- Task goal: What is needed is an exact copy of the records, with the images left out.

Dataset rows for apps and sites
*** Begin section ***

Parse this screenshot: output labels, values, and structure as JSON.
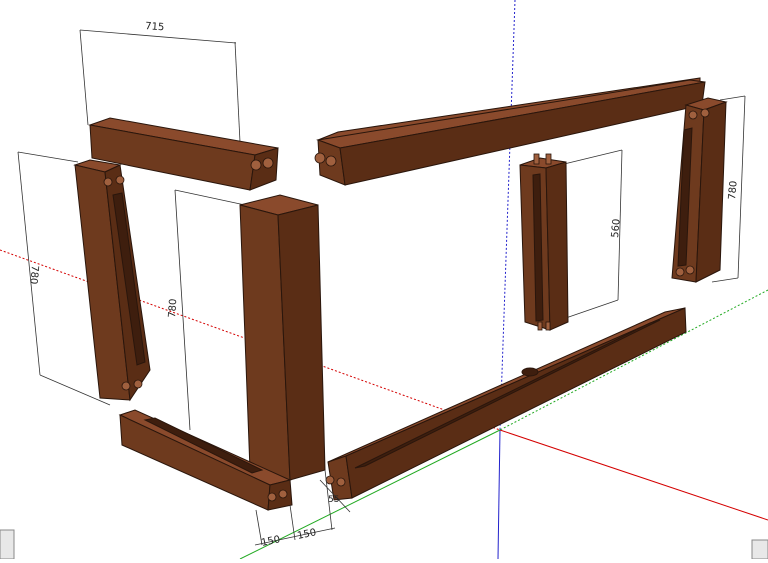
{
  "dimensions": {
    "top_rail_length": "715",
    "left_post_height": "780",
    "front_post_height": "780",
    "middle_post_height": "560",
    "right_post_height": "780",
    "bottom_left_width": "150",
    "bottom_right_width": "150",
    "small_gap": "55"
  },
  "colors": {
    "wood_top": "#8a4a2c",
    "wood_front": "#6e3a1e",
    "wood_side": "#5a2d15",
    "axis_red": "#d40000",
    "axis_green": "#22aa22",
    "axis_blue": "#2222cc"
  }
}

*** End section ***

- Result below:
Parse this screenshot: output labels, values, and structure as JSON.
{
  "dimensions": {
    "top_rail_length": "715",
    "left_post_height": "780",
    "front_post_height": "780",
    "middle_post_height": "560",
    "right_post_height": "780",
    "bottom_left_width": "150",
    "bottom_right_width": "150",
    "small_gap": "55"
  },
  "colors": {
    "wood_top": "#8a4a2c",
    "wood_front": "#6e3a1e",
    "wood_side": "#5a2d15",
    "axis_red": "#d40000",
    "axis_green": "#22aa22",
    "axis_blue": "#2222cc"
  }
}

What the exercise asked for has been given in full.